● **Exercise prompt**
Return, from the lines below, each one that includes the word "JSON".

--- Input records ---

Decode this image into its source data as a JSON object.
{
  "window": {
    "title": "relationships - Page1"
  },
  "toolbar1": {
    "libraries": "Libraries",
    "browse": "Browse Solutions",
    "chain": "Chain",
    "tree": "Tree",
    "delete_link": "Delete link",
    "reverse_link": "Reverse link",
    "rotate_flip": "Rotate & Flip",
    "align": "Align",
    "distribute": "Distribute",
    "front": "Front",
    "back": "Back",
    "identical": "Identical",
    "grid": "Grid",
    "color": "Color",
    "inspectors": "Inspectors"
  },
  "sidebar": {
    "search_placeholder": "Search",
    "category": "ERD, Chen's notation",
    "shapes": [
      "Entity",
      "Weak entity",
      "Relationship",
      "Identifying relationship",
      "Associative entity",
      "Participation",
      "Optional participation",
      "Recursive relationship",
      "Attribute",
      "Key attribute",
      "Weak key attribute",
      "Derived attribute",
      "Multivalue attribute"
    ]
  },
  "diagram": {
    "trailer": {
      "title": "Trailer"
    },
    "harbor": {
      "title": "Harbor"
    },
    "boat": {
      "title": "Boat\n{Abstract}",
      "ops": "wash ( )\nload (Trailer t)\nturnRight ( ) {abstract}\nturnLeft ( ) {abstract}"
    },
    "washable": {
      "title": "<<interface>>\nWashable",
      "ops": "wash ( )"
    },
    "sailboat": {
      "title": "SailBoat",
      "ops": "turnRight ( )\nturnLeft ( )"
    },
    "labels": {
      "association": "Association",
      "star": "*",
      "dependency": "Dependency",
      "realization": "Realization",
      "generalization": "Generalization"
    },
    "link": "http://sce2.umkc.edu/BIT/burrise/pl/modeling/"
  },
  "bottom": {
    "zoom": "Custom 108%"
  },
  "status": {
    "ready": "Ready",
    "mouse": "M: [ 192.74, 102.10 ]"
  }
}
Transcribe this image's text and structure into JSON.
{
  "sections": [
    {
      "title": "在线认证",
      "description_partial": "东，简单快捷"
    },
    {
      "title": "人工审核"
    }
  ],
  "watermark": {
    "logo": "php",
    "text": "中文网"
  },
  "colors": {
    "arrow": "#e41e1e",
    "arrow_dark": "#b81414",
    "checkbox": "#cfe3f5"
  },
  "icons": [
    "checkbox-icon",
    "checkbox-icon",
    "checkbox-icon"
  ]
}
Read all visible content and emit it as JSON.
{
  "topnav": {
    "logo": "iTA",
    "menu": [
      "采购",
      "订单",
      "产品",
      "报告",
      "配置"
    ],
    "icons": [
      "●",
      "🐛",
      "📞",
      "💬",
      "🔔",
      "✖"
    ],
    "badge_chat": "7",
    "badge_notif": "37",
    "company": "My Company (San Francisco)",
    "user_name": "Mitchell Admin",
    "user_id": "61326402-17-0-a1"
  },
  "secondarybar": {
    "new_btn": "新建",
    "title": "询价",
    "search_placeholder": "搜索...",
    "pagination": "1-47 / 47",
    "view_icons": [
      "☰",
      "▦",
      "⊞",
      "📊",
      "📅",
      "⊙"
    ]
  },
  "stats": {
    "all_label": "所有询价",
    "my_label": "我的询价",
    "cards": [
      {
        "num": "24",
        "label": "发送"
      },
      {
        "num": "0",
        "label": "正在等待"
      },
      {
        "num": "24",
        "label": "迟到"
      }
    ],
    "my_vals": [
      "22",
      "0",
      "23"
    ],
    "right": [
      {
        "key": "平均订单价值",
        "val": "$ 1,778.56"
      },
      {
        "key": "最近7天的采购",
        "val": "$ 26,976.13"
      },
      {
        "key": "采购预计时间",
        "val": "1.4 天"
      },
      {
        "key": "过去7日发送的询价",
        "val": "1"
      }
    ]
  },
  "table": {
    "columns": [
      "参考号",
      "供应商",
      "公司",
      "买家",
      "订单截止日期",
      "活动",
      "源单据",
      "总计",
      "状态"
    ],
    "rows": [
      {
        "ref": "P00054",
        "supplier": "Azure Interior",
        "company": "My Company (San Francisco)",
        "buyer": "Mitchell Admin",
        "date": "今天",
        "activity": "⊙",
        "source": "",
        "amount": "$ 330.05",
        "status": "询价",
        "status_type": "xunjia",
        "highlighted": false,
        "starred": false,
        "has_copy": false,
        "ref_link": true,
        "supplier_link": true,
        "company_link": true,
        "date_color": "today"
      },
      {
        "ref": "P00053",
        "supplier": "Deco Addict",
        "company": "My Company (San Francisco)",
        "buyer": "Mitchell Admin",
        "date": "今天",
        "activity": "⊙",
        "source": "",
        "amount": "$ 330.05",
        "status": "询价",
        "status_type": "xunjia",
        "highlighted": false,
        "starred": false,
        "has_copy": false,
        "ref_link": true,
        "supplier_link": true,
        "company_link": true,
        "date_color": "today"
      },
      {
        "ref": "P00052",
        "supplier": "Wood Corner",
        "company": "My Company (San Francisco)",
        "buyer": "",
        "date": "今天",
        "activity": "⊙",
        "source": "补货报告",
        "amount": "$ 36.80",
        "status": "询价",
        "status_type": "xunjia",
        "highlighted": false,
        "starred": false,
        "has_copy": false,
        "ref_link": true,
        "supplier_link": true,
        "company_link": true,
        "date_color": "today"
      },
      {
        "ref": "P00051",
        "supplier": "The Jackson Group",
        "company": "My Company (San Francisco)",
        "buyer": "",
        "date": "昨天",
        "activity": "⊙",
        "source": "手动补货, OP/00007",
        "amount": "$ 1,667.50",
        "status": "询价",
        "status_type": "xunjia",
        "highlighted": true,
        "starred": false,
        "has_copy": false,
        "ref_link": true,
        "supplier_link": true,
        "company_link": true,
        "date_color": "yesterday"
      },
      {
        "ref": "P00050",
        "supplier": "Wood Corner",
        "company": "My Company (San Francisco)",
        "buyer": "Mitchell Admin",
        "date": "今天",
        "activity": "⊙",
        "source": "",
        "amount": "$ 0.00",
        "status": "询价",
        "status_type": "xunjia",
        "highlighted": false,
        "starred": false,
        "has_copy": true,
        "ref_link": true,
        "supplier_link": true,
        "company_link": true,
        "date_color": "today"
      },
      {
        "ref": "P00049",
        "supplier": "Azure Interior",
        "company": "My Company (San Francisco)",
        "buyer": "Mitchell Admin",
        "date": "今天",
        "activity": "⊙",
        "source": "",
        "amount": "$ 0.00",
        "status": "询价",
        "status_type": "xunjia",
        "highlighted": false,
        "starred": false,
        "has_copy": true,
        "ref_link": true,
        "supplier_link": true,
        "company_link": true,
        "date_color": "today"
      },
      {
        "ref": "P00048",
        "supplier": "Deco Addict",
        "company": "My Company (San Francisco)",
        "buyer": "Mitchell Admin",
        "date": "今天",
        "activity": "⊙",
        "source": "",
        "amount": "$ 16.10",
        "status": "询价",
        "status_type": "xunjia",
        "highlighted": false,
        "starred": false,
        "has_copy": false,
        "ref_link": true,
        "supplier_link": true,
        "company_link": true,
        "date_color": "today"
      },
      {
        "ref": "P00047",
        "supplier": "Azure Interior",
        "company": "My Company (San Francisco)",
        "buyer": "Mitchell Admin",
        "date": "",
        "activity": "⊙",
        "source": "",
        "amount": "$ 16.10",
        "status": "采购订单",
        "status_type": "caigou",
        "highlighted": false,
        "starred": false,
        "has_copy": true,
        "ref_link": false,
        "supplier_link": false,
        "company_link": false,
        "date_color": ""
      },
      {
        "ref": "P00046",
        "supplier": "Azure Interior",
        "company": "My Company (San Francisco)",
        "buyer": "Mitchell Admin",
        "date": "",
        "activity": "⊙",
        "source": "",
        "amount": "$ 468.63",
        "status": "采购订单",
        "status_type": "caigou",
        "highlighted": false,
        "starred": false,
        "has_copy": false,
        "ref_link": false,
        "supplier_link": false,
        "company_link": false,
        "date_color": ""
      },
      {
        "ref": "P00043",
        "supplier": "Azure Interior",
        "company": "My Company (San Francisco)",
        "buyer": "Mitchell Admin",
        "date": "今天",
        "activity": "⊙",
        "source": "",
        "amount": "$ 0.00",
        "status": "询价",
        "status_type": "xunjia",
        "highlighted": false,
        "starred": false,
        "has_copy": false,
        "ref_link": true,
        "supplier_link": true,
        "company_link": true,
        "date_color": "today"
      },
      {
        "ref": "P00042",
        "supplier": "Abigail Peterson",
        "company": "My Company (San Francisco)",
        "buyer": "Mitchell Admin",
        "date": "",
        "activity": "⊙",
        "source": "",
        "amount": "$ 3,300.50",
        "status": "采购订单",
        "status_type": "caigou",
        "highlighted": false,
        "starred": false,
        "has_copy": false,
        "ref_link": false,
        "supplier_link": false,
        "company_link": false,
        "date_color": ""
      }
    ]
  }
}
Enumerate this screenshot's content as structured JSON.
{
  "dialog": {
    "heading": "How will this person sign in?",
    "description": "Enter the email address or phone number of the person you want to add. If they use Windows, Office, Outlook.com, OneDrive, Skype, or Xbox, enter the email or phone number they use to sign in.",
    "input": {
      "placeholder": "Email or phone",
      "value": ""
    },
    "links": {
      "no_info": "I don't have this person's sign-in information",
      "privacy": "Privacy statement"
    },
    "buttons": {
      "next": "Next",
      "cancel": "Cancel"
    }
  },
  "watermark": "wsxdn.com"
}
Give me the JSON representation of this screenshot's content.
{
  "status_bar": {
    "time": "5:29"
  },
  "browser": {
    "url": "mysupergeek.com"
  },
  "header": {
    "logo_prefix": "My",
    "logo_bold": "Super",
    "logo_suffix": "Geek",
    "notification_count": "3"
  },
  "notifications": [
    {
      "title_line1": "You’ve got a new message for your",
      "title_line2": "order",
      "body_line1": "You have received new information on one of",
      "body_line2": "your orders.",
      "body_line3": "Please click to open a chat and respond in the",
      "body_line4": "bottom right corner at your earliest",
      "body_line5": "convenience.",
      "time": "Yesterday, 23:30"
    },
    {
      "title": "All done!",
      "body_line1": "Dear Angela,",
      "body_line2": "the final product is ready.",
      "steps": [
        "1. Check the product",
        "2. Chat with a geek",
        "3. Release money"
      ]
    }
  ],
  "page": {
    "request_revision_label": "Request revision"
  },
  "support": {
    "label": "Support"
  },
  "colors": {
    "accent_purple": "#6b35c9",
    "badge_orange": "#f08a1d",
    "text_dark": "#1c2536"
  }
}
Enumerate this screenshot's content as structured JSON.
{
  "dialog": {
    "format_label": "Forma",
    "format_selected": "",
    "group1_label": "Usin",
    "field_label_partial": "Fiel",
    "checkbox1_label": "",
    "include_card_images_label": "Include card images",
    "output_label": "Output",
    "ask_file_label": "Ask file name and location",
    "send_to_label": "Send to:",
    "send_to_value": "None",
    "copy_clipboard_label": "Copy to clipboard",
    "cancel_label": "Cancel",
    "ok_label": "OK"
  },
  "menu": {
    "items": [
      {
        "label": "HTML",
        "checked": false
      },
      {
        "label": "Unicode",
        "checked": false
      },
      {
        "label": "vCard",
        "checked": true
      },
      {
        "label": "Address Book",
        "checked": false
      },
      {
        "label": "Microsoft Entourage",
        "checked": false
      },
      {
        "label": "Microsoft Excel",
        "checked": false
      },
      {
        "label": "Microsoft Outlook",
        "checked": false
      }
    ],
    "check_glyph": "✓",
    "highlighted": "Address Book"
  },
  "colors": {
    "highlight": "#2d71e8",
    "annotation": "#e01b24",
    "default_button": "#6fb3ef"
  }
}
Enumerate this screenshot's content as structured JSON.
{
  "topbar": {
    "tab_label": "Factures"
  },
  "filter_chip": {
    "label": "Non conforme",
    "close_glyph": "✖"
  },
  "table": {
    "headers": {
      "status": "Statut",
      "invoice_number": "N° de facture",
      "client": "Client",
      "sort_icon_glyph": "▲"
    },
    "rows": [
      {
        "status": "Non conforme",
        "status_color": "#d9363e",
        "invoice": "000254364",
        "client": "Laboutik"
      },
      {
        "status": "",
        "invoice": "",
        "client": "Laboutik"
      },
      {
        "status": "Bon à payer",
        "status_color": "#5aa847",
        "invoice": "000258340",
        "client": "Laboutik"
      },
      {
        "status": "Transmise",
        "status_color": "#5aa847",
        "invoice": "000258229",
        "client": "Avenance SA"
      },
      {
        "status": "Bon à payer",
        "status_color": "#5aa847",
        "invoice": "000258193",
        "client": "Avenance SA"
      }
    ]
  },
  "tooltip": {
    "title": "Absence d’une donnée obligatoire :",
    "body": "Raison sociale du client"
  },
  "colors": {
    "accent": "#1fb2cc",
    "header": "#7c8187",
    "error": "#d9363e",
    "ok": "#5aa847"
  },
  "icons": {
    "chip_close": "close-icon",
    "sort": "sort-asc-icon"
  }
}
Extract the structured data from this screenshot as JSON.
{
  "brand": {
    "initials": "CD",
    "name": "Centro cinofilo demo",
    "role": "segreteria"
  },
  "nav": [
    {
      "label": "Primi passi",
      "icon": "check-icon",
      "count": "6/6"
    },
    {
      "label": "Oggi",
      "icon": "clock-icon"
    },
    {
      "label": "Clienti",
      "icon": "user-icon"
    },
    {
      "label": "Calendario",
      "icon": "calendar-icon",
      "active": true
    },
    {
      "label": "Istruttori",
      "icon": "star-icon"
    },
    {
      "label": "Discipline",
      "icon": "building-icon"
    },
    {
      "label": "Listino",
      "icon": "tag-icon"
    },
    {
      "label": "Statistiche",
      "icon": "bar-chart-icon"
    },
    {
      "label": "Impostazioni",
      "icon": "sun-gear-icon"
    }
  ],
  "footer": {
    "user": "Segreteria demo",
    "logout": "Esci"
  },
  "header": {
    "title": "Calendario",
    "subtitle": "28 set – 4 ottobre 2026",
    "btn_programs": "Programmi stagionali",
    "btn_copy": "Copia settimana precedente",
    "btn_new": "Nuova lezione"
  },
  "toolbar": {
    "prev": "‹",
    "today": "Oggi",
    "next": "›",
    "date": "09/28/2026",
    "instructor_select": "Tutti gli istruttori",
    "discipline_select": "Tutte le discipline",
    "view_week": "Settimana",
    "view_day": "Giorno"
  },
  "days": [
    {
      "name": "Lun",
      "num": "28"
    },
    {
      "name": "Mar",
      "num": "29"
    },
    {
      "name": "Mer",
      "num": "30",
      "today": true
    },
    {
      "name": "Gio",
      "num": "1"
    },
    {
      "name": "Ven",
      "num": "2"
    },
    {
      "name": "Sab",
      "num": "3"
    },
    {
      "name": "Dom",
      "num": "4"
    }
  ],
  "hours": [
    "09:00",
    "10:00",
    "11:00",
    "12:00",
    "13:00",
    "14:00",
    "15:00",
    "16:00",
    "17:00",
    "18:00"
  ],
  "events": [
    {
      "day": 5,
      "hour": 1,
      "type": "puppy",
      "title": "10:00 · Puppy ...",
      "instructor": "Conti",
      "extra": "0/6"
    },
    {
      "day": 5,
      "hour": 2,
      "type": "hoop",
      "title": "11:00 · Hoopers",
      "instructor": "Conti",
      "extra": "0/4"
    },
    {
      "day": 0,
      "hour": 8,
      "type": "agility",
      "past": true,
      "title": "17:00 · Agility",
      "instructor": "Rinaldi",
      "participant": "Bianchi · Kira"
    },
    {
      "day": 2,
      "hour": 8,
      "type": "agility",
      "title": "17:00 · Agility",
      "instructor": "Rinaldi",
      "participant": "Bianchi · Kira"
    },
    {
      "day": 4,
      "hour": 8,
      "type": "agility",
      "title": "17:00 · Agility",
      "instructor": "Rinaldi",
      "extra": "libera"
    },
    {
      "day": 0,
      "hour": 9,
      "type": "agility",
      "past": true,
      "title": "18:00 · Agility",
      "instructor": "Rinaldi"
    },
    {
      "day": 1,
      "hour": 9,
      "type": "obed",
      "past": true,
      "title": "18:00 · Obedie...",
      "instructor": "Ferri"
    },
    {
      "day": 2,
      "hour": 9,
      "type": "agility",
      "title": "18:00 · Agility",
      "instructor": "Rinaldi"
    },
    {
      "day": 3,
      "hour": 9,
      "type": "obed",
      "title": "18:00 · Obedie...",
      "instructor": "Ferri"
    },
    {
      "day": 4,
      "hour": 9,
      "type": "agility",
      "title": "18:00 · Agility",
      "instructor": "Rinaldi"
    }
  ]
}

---

● **Response to this exercise**
Decode this image into its source data as a JSON object.
Transcribe this image's text and structure into JSON.
Read all visible content and emit it as JSON.
Enumerate this screenshot's content as structured JSON.
Give me the JSON representation of this screenshot's content.
Enumerate this screenshot's content as structured JSON.
Enumerate this screenshot's content as structured JSON.
Extract the structured data from this screenshot as JSON.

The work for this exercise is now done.